  38. Conclusion • The Frankenstein Syndrome is recommended as a provocative way to think about the emerging new animal ethic, and should be widely read and discussed in animal research laboratories.

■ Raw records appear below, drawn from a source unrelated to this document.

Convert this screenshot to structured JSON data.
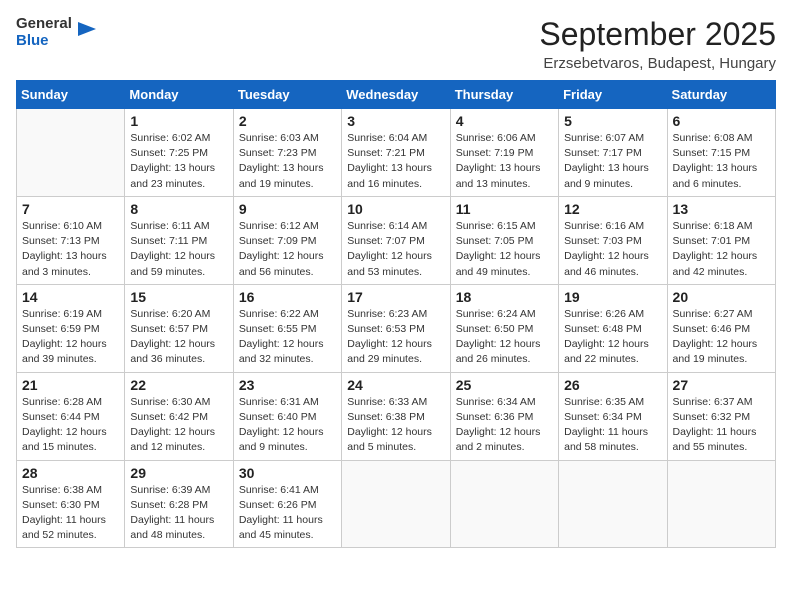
{
  "logo": {
    "general": "General",
    "blue": "Blue"
  },
  "header": {
    "month": "September 2025",
    "location": "Erzsebetvaros, Budapest, Hungary"
  },
  "weekdays": [
    "Sunday",
    "Monday",
    "Tuesday",
    "Wednesday",
    "Thursday",
    "Friday",
    "Saturday"
  ],
  "weeks": [
    [
      {
        "day": "",
        "info": ""
      },
      {
        "day": "1",
        "info": "Sunrise: 6:02 AM\nSunset: 7:25 PM\nDaylight: 13 hours\nand 23 minutes."
      },
      {
        "day": "2",
        "info": "Sunrise: 6:03 AM\nSunset: 7:23 PM\nDaylight: 13 hours\nand 19 minutes."
      },
      {
        "day": "3",
        "info": "Sunrise: 6:04 AM\nSunset: 7:21 PM\nDaylight: 13 hours\nand 16 minutes."
      },
      {
        "day": "4",
        "info": "Sunrise: 6:06 AM\nSunset: 7:19 PM\nDaylight: 13 hours\nand 13 minutes."
      },
      {
        "day": "5",
        "info": "Sunrise: 6:07 AM\nSunset: 7:17 PM\nDaylight: 13 hours\nand 9 minutes."
      },
      {
        "day": "6",
        "info": "Sunrise: 6:08 AM\nSunset: 7:15 PM\nDaylight: 13 hours\nand 6 minutes."
      }
    ],
    [
      {
        "day": "7",
        "info": "Sunrise: 6:10 AM\nSunset: 7:13 PM\nDaylight: 13 hours\nand 3 minutes."
      },
      {
        "day": "8",
        "info": "Sunrise: 6:11 AM\nSunset: 7:11 PM\nDaylight: 12 hours\nand 59 minutes."
      },
      {
        "day": "9",
        "info": "Sunrise: 6:12 AM\nSunset: 7:09 PM\nDaylight: 12 hours\nand 56 minutes."
      },
      {
        "day": "10",
        "info": "Sunrise: 6:14 AM\nSunset: 7:07 PM\nDaylight: 12 hours\nand 53 minutes."
      },
      {
        "day": "11",
        "info": "Sunrise: 6:15 AM\nSunset: 7:05 PM\nDaylight: 12 hours\nand 49 minutes."
      },
      {
        "day": "12",
        "info": "Sunrise: 6:16 AM\nSunset: 7:03 PM\nDaylight: 12 hours\nand 46 minutes."
      },
      {
        "day": "13",
        "info": "Sunrise: 6:18 AM\nSunset: 7:01 PM\nDaylight: 12 hours\nand 42 minutes."
      }
    ],
    [
      {
        "day": "14",
        "info": "Sunrise: 6:19 AM\nSunset: 6:59 PM\nDaylight: 12 hours\nand 39 minutes."
      },
      {
        "day": "15",
        "info": "Sunrise: 6:20 AM\nSunset: 6:57 PM\nDaylight: 12 hours\nand 36 minutes."
      },
      {
        "day": "16",
        "info": "Sunrise: 6:22 AM\nSunset: 6:55 PM\nDaylight: 12 hours\nand 32 minutes."
      },
      {
        "day": "17",
        "info": "Sunrise: 6:23 AM\nSunset: 6:53 PM\nDaylight: 12 hours\nand 29 minutes."
      },
      {
        "day": "18",
        "info": "Sunrise: 6:24 AM\nSunset: 6:50 PM\nDaylight: 12 hours\nand 26 minutes."
      },
      {
        "day": "19",
        "info": "Sunrise: 6:26 AM\nSunset: 6:48 PM\nDaylight: 12 hours\nand 22 minutes."
      },
      {
        "day": "20",
        "info": "Sunrise: 6:27 AM\nSunset: 6:46 PM\nDaylight: 12 hours\nand 19 minutes."
      }
    ],
    [
      {
        "day": "21",
        "info": "Sunrise: 6:28 AM\nSunset: 6:44 PM\nDaylight: 12 hours\nand 15 minutes."
      },
      {
        "day": "22",
        "info": "Sunrise: 6:30 AM\nSunset: 6:42 PM\nDaylight: 12 hours\nand 12 minutes."
      },
      {
        "day": "23",
        "info": "Sunrise: 6:31 AM\nSunset: 6:40 PM\nDaylight: 12 hours\nand 9 minutes."
      },
      {
        "day": "24",
        "info": "Sunrise: 6:33 AM\nSunset: 6:38 PM\nDaylight: 12 hours\nand 5 minutes."
      },
      {
        "day": "25",
        "info": "Sunrise: 6:34 AM\nSunset: 6:36 PM\nDaylight: 12 hours\nand 2 minutes."
      },
      {
        "day": "26",
        "info": "Sunrise: 6:35 AM\nSunset: 6:34 PM\nDaylight: 11 hours\nand 58 minutes."
      },
      {
        "day": "27",
        "info": "Sunrise: 6:37 AM\nSunset: 6:32 PM\nDaylight: 11 hours\nand 55 minutes."
      }
    ],
    [
      {
        "day": "28",
        "info": "Sunrise: 6:38 AM\nSunset: 6:30 PM\nDaylight: 11 hours\nand 52 minutes."
      },
      {
        "day": "29",
        "info": "Sunrise: 6:39 AM\nSunset: 6:28 PM\nDaylight: 11 hours\nand 48 minutes."
      },
      {
        "day": "30",
        "info": "Sunrise: 6:41 AM\nSunset: 6:26 PM\nDaylight: 11 hours\nand 45 minutes."
      },
      {
        "day": "",
        "info": ""
      },
      {
        "day": "",
        "info": ""
      },
      {
        "day": "",
        "info": ""
      },
      {
        "day": "",
        "info": ""
      }
    ]
  ]
}
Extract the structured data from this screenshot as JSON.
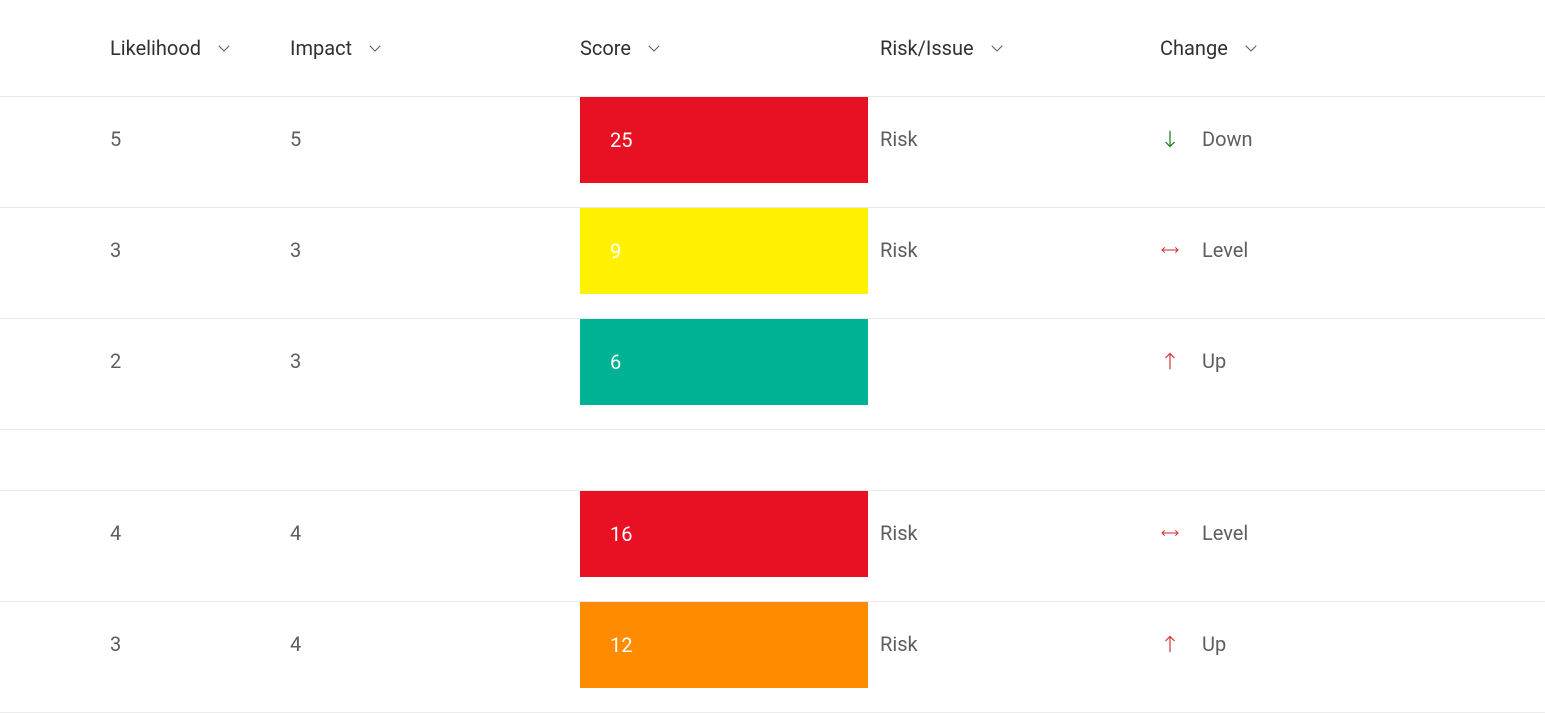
{
  "columns": {
    "likelihood": "Likelihood",
    "impact": "Impact",
    "score": "Score",
    "risk_issue": "Risk/Issue",
    "change": "Change"
  },
  "colors": {
    "red": "#e81123",
    "yellow": "#fff100",
    "teal": "#00b294",
    "orange": "#ff8c00",
    "arrow_down": "#107c10",
    "arrow_up": "#d13438",
    "arrow_level": "#d13438"
  },
  "rows": [
    {
      "likelihood": "5",
      "impact": "5",
      "score": "25",
      "score_color": "red",
      "risk_issue": "Risk",
      "change": "Down",
      "change_icon": "down"
    },
    {
      "likelihood": "3",
      "impact": "3",
      "score": "9",
      "score_color": "yellow",
      "risk_issue": "Risk",
      "change": "Level",
      "change_icon": "level"
    },
    {
      "likelihood": "2",
      "impact": "3",
      "score": "6",
      "score_color": "teal",
      "risk_issue": "",
      "change": "Up",
      "change_icon": "up"
    },
    {
      "gap": true
    },
    {
      "likelihood": "4",
      "impact": "4",
      "score": "16",
      "score_color": "red",
      "risk_issue": "Risk",
      "change": "Level",
      "change_icon": "level"
    },
    {
      "likelihood": "3",
      "impact": "4",
      "score": "12",
      "score_color": "orange",
      "risk_issue": "Risk",
      "change": "Up",
      "change_icon": "up"
    }
  ]
}
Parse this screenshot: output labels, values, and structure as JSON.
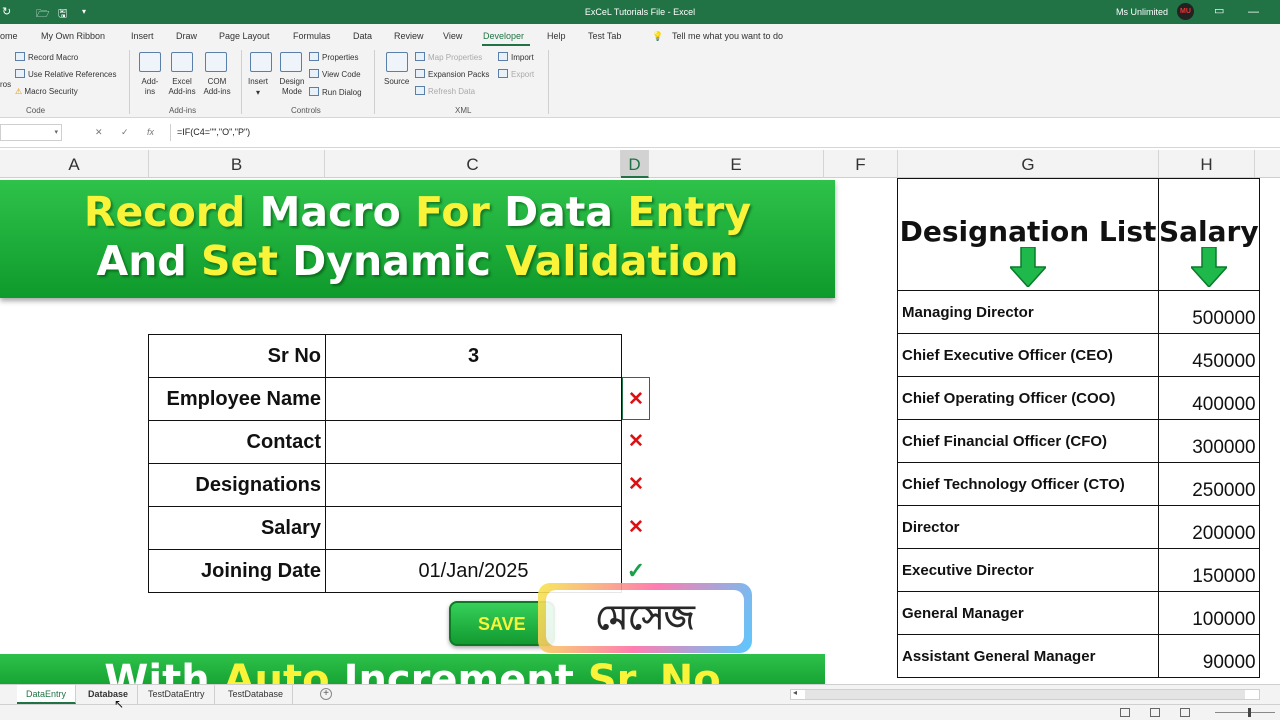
{
  "window": {
    "title": "ExCeL Tutorials File  -  Excel",
    "user": "Ms Unlimited",
    "avatar_text": "MU"
  },
  "menu": [
    "ome",
    "My Own Ribbon",
    "Insert",
    "Draw",
    "Page Layout",
    "Formulas",
    "Data",
    "Review",
    "View",
    "Developer",
    "Help",
    "Test Tab"
  ],
  "menu_active": "Developer",
  "tell_me": "Tell me what you want to do",
  "ribbon": {
    "code": {
      "macros_label": "ros",
      "record_macro": "Record Macro",
      "use_relative": "Use Relative References",
      "macro_security": "Macro Security",
      "group": "Code"
    },
    "addins": {
      "addins": "Add-ins",
      "excel_addins": "Excel Add-ins",
      "com_addins": "COM Add-ins",
      "group": "Add-ins"
    },
    "controls": {
      "insert": "Insert",
      "design_mode": "Design Mode",
      "properties": "Properties",
      "view_code": "View Code",
      "run_dialog": "Run Dialog",
      "group": "Controls"
    },
    "xml": {
      "source": "Source",
      "map_properties": "Map Properties",
      "expansion_packs": "Expansion Packs",
      "refresh_data": "Refresh Data",
      "import": "Import",
      "export": "Export",
      "group": "XML"
    }
  },
  "formula": {
    "namebox": "",
    "cancel": "✕",
    "enter": "✓",
    "fx": "fx",
    "text": "=IF(C4=\"\",\"O\",\"P\")"
  },
  "columns": [
    "A",
    "B",
    "C",
    "D",
    "E",
    "F",
    "G",
    "H"
  ],
  "selected_column": "D",
  "banner": {
    "line1": [
      {
        "t": "Record ",
        "c": "y"
      },
      {
        "t": "Macro ",
        "c": "w"
      },
      {
        "t": "For  ",
        "c": "y"
      },
      {
        "t": "Data ",
        "c": "w"
      },
      {
        "t": "Entry",
        "c": "y"
      }
    ],
    "line2": [
      {
        "t": "And  ",
        "c": "w"
      },
      {
        "t": "Set ",
        "c": "y"
      },
      {
        "t": "Dynamic ",
        "c": "w"
      },
      {
        "t": "Validation",
        "c": "y"
      }
    ]
  },
  "banner2": [
    {
      "t": "With ",
      "c": "w"
    },
    {
      "t": "Auto ",
      "c": "y"
    },
    {
      "t": "Increment ",
      "c": "w"
    },
    {
      "t": "Sr. ",
      "c": "y"
    },
    {
      "t": "No",
      "c": "y"
    }
  ],
  "form": {
    "rows": [
      {
        "label": "Sr No",
        "value": "3",
        "bold": true,
        "mark": "",
        "mark_type": ""
      },
      {
        "label": "Employee Name",
        "value": "",
        "bold": false,
        "mark": "✕",
        "mark_type": "x sel"
      },
      {
        "label": "Contact",
        "value": "",
        "bold": false,
        "mark": "✕",
        "mark_type": "x"
      },
      {
        "label": "Designations",
        "value": "",
        "bold": false,
        "mark": "✕",
        "mark_type": "x"
      },
      {
        "label": "Salary",
        "value": "",
        "bold": false,
        "mark": "✕",
        "mark_type": "x"
      },
      {
        "label": "Joining Date",
        "value": "01/Jan/2025",
        "bold": false,
        "mark": "✓",
        "mark_type": "ok"
      }
    ],
    "save_button": "SAVE"
  },
  "sticker": "মেসেজ",
  "designations": {
    "header_designation": "Designation List",
    "header_salary": "Salary",
    "rows": [
      {
        "name": "Managing Director",
        "salary": "500000"
      },
      {
        "name": "Chief Executive Officer (CEO)",
        "salary": "450000"
      },
      {
        "name": "Chief Operating Officer (COO)",
        "salary": "400000"
      },
      {
        "name": "Chief Financial Officer (CFO)",
        "salary": "300000"
      },
      {
        "name": "Chief Technology Officer (CTO)",
        "salary": "250000"
      },
      {
        "name": "Director",
        "salary": "200000"
      },
      {
        "name": "Executive Director",
        "salary": "150000"
      },
      {
        "name": "General Manager",
        "salary": "100000"
      },
      {
        "name": "Assistant General Manager",
        "salary": "90000"
      }
    ]
  },
  "tabs": [
    {
      "label": "DataEntry",
      "active": true,
      "bold": false
    },
    {
      "label": "Database",
      "active": false,
      "bold": true
    },
    {
      "label": "TestDataEntry",
      "active": false,
      "bold": false
    },
    {
      "label": "TestDatabase",
      "active": false,
      "bold": false
    }
  ],
  "colors": {
    "excel_green": "#217346",
    "banner_green": "#19b038",
    "banner_yellow": "#f9f339",
    "mark_red": "#dd1111",
    "mark_green": "#1aa04a"
  },
  "icons": [
    "undo-icon",
    "redo-icon",
    "open-icon",
    "save-icon",
    "customize-icon",
    "lightbulb-icon",
    "restore-icon",
    "minimize-icon",
    "close-icon"
  ]
}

It provides a wealth of non-defensive ways of responding to the public’s suspicions about science, and of quieting the tendency of the public to convict science of unfeeling disregard for what the public is coming to perceive as the rights of animals.

  39. Other Reading • Peter Singer, Animal Liberation: A New Ethic for our Treatment of Animals (New York: Random House, 1975) • Office of Technology Assessment, Alternatives to Animal Use in Research, Testing, and Education. (Washington, D.C.: U.S. Department of Commerce, NTIS, February 1986)

  40. Andrew N. Rowan, Of Mice, Models, & Men: A Critical Evaluation of animal Research (Albany: State University of New York press, 1994) • Tom Regan, The Case for Animal Rights (Berkeley: The University of California Press, 1983) • John A. Krasney, “Some Thoughts on the Value of Life: Physicians need to be concerned about increased attacks on animal research by anti-vivisectionists,” Buffalo Physician, Sept 1984: 6-13.

  41. Michael Allen Fox, The Case for Animal Experimentation: An Evolutionary and Ethical Perspective (Berkeley: university of California press, 1986) • Daisie Radner and Michael Radner, Animal Consciousness (Buffalo: Prometheus Books, 1989). • Rosemary Rodd, Biology, Ethics and Animals (Oxford: Clarendon Press, 1990) • James Rachels, Created from Animals: the Moral Implications of Darwinism (Oxford: Oxford University Press, 1990)

  42. Charles S. Nicoll, “A Physiologist’s Views on the Animal Rights/Liberation Movement,” The Physiologist vol. 34, no. 6 (1991): 303-315 • Donald R. Griffin, Animal Minds (Chicago: University of Chicago Press, 1992) • Lorens Otto Luterere and Margaret Sheffield Simon, The Anatomy of an Animal Rights Attack (Norman: University of Oklahoma Press, 1992)

  43. Rod and Patti Strand, The Hijacking of the Humane Movement (Wilsonville, Ore.: Doral, 1993) • Kathy Snow Guillermo, Monkey Business: The Disturbing Case that Launched the Animal Rights Movement (Bethesda, Md.: National Press, 1993) • F. Barbara Orlans, In the Name of Science: Issues in Responsible Animal Experimentation (New york: Oxford university Press, 1993)

  44. Department of Justice and Department of Agriculture, “Congressional Report: The Animal Enterprise Act,” in The Physiologist, vol. 36, no. 6 (1993): 247-259. • Andrew N. Rowan, “The Benefits and Ethics of Animal Research,” Scientific American (February 1997): 79 • Neal D. Barnard and Stephen R. Kaufman, “Animal Research is Wasteful and Misleading,” Scientific American (February 1997): 80-82

  45. Jack H. Botting and Adrian R. Morrison, “Animal Research is Vital to Medicine,” Scientific American (February 1997): 83-85 • Madhusree Mukerjee, “Trends in Animal Research,” Scientific American (February 1997):89-93